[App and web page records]
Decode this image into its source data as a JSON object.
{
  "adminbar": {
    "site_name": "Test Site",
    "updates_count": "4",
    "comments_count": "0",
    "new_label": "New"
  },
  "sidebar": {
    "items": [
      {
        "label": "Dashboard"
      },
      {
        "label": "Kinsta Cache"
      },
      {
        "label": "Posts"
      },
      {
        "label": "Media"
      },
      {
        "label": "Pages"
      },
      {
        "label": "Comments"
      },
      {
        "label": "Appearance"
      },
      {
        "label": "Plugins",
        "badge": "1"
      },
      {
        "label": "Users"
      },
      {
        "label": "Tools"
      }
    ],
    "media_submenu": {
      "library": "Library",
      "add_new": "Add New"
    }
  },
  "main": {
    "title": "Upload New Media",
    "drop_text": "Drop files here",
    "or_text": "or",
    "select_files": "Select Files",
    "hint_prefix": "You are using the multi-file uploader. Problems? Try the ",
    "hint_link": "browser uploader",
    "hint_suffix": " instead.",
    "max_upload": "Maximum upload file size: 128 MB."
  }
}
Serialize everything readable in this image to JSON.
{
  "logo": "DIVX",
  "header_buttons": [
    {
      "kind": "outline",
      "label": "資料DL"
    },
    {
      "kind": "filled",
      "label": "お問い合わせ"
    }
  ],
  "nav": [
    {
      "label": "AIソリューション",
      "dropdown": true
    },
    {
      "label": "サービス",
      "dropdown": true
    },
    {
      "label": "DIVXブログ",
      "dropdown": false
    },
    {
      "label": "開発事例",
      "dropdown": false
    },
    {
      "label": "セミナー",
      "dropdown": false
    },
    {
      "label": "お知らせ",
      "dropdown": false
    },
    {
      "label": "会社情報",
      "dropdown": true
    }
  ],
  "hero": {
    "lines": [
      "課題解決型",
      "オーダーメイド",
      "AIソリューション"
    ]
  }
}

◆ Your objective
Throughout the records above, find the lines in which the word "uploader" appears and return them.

◆ Response area
    "hint_prefix": "You are using the multi-file uploader. Problems? Try the ",
    "hint_link": "browser uploader",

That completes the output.